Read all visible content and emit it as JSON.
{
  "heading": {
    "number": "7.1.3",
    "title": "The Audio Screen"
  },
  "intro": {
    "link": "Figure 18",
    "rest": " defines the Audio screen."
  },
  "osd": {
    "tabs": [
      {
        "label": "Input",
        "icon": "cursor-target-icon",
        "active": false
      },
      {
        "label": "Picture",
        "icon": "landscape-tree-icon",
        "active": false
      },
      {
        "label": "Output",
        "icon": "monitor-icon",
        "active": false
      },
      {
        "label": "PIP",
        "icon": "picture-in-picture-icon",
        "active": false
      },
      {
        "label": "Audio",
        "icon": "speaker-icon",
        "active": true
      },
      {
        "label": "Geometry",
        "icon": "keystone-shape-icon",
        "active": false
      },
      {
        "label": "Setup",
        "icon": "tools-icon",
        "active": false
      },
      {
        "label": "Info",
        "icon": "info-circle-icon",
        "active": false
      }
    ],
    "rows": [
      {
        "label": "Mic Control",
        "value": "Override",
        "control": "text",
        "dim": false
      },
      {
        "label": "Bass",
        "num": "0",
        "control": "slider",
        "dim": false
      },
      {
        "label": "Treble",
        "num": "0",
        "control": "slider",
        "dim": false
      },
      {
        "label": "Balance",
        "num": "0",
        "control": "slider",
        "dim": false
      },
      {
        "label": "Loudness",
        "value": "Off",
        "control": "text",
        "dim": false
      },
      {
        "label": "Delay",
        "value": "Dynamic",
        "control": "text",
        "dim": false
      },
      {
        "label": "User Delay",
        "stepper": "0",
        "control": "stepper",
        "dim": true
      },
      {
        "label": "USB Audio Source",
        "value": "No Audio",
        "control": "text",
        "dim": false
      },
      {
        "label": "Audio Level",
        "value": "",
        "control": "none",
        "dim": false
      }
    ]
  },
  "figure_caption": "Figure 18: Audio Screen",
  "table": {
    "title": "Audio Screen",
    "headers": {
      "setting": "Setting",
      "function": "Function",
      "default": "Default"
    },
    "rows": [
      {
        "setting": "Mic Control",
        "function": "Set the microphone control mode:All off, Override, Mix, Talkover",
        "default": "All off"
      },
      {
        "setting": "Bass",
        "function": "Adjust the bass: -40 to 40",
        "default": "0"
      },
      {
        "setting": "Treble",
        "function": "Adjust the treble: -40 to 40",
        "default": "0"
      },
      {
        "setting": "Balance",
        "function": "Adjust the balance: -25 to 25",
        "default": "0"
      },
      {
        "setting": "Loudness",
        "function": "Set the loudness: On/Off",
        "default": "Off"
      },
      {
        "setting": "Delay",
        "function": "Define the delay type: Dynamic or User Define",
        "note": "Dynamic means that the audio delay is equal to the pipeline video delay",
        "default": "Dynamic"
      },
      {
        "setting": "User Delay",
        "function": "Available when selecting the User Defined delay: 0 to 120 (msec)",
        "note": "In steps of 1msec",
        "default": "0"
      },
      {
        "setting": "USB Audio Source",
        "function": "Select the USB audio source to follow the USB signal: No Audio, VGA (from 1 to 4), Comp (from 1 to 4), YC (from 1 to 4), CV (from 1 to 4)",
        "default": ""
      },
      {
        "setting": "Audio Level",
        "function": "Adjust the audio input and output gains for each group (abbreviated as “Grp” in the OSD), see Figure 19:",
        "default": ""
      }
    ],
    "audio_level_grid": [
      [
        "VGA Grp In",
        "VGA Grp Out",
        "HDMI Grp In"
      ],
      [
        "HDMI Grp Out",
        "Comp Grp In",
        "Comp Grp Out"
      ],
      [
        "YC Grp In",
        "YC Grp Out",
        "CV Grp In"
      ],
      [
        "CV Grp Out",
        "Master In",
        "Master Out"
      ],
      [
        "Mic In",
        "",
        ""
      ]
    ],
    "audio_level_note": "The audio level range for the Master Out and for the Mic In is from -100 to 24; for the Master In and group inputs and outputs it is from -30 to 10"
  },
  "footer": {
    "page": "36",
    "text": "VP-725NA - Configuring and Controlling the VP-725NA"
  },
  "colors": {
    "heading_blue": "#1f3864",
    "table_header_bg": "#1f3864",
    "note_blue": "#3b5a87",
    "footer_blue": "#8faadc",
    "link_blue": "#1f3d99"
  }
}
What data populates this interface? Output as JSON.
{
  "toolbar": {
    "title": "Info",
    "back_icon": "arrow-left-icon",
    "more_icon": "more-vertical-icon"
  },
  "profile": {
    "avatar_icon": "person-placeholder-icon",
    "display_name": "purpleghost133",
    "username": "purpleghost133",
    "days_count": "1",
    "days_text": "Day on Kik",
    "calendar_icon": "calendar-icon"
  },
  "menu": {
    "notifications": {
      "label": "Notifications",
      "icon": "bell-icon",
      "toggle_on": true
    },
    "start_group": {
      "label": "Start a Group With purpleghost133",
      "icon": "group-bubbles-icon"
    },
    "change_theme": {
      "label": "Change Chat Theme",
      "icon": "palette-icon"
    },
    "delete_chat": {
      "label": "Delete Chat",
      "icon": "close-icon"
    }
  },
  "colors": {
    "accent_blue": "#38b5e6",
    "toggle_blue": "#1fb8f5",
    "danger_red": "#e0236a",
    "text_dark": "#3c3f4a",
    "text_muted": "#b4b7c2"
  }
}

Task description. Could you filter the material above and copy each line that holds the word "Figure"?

Answer box.
    "link": "Figure 18",
  "figure_caption": "Figure 18: Audio Screen",
        "function": "Adjust the audio input and output gains for each group (abbreviated as “Grp” in the OSD), see Figure 19:",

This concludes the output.